START SUPPLIED RECORDS

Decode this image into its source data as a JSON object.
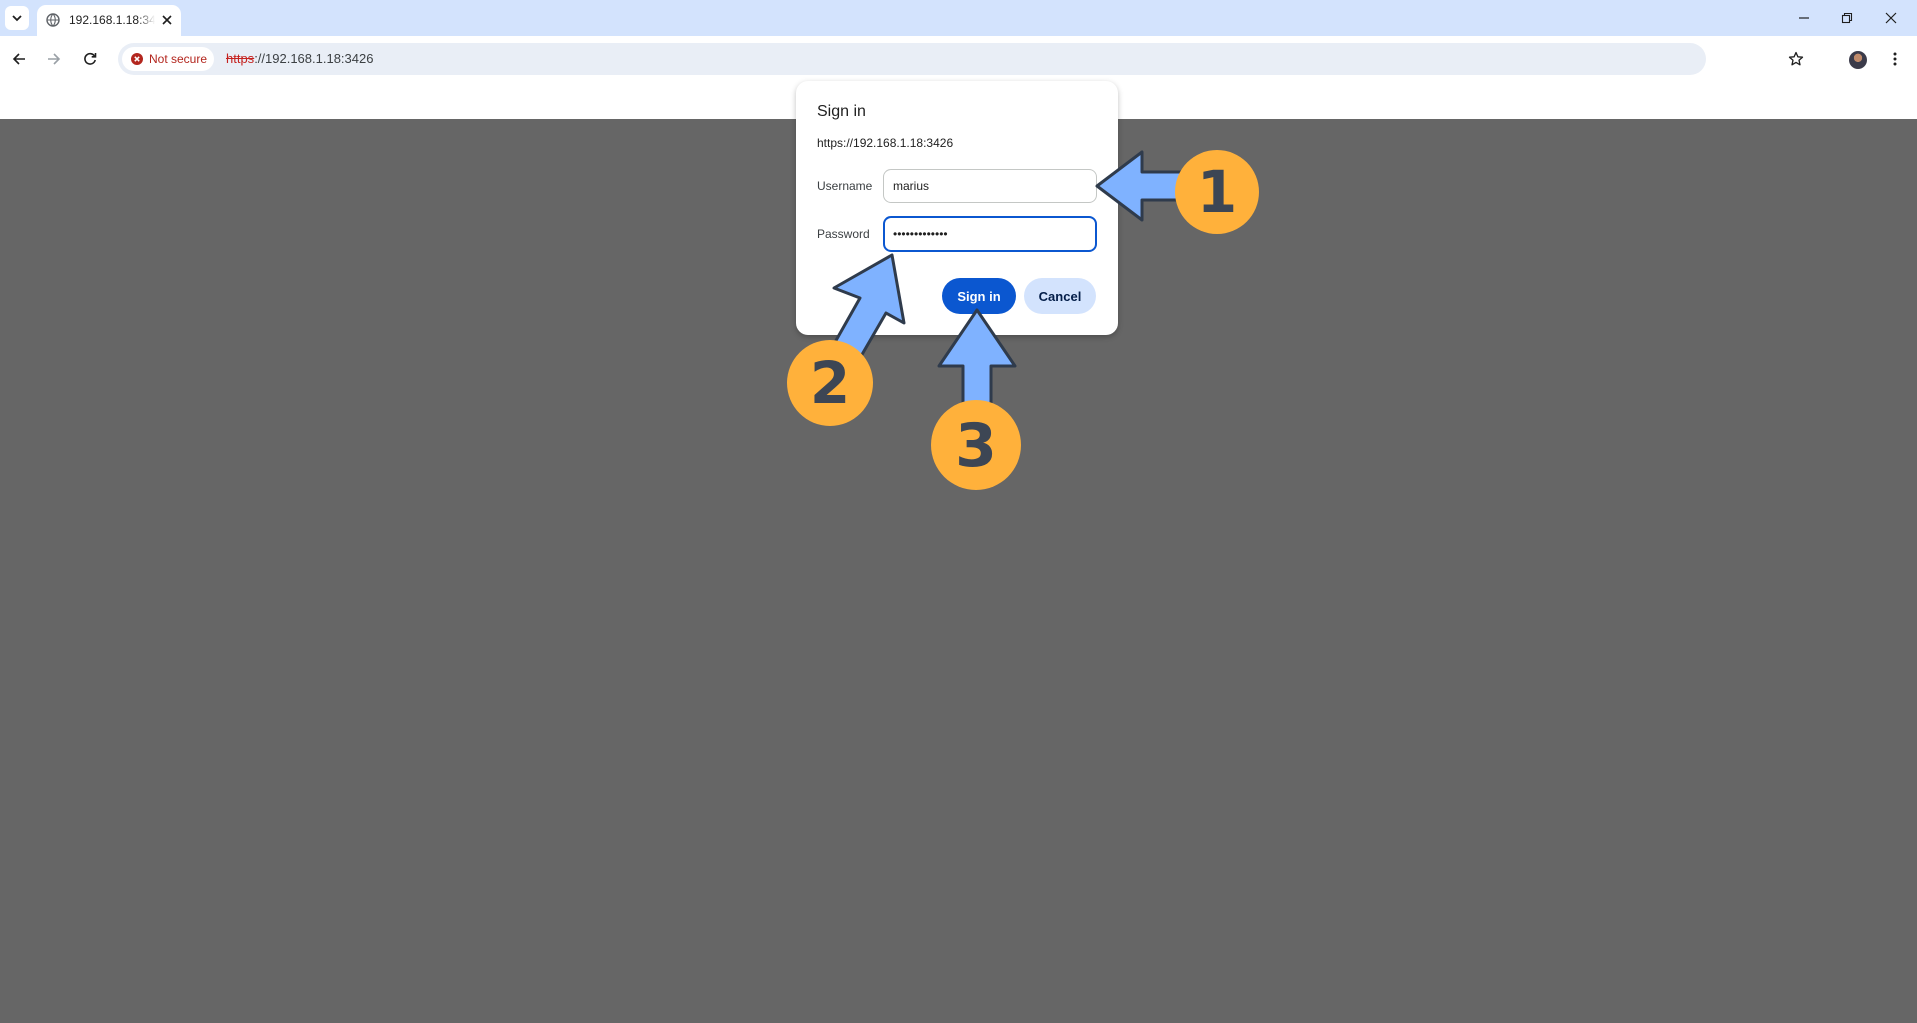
{
  "browser": {
    "tab": {
      "title": "192.168.1.18:3426"
    },
    "address_bar": {
      "security_label": "Not secure",
      "url_scheme": "https",
      "url_rest": "://192.168.1.18:3426"
    }
  },
  "dialog": {
    "title": "Sign in",
    "origin": "https://192.168.1.18:3426",
    "username_label": "Username",
    "username_value": "marius",
    "password_label": "Password",
    "password_value": "•••••••••••••",
    "sign_in_label": "Sign in",
    "cancel_label": "Cancel"
  },
  "callouts": [
    {
      "number": "1"
    },
    {
      "number": "2"
    },
    {
      "number": "3"
    }
  ],
  "colors": {
    "accent": "#0b57d0",
    "overlay": "#666666",
    "callout_badge": "#ffb13b",
    "callout_arrow": "#7fb2ff",
    "not_secure": "#b3261e"
  }
}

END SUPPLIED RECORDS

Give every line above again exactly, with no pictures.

Decode this image into its source data as a JSON object.
{
  "browser": {
    "tab": {
      "title": "192.168.1.18:3426"
    },
    "address_bar": {
      "security_label": "Not secure",
      "url_scheme": "https",
      "url_rest": "://192.168.1.18:3426"
    }
  },
  "dialog": {
    "title": "Sign in",
    "origin": "https://192.168.1.18:3426",
    "username_label": "Username",
    "username_value": "marius",
    "password_label": "Password",
    "password_value": "•••••••••••••",
    "sign_in_label": "Sign in",
    "cancel_label": "Cancel"
  },
  "callouts": [
    {
      "number": "1"
    },
    {
      "number": "2"
    },
    {
      "number": "3"
    }
  ],
  "colors": {
    "accent": "#0b57d0",
    "overlay": "#666666",
    "callout_badge": "#ffb13b",
    "callout_arrow": "#7fb2ff",
    "not_secure": "#b3261e"
  }
}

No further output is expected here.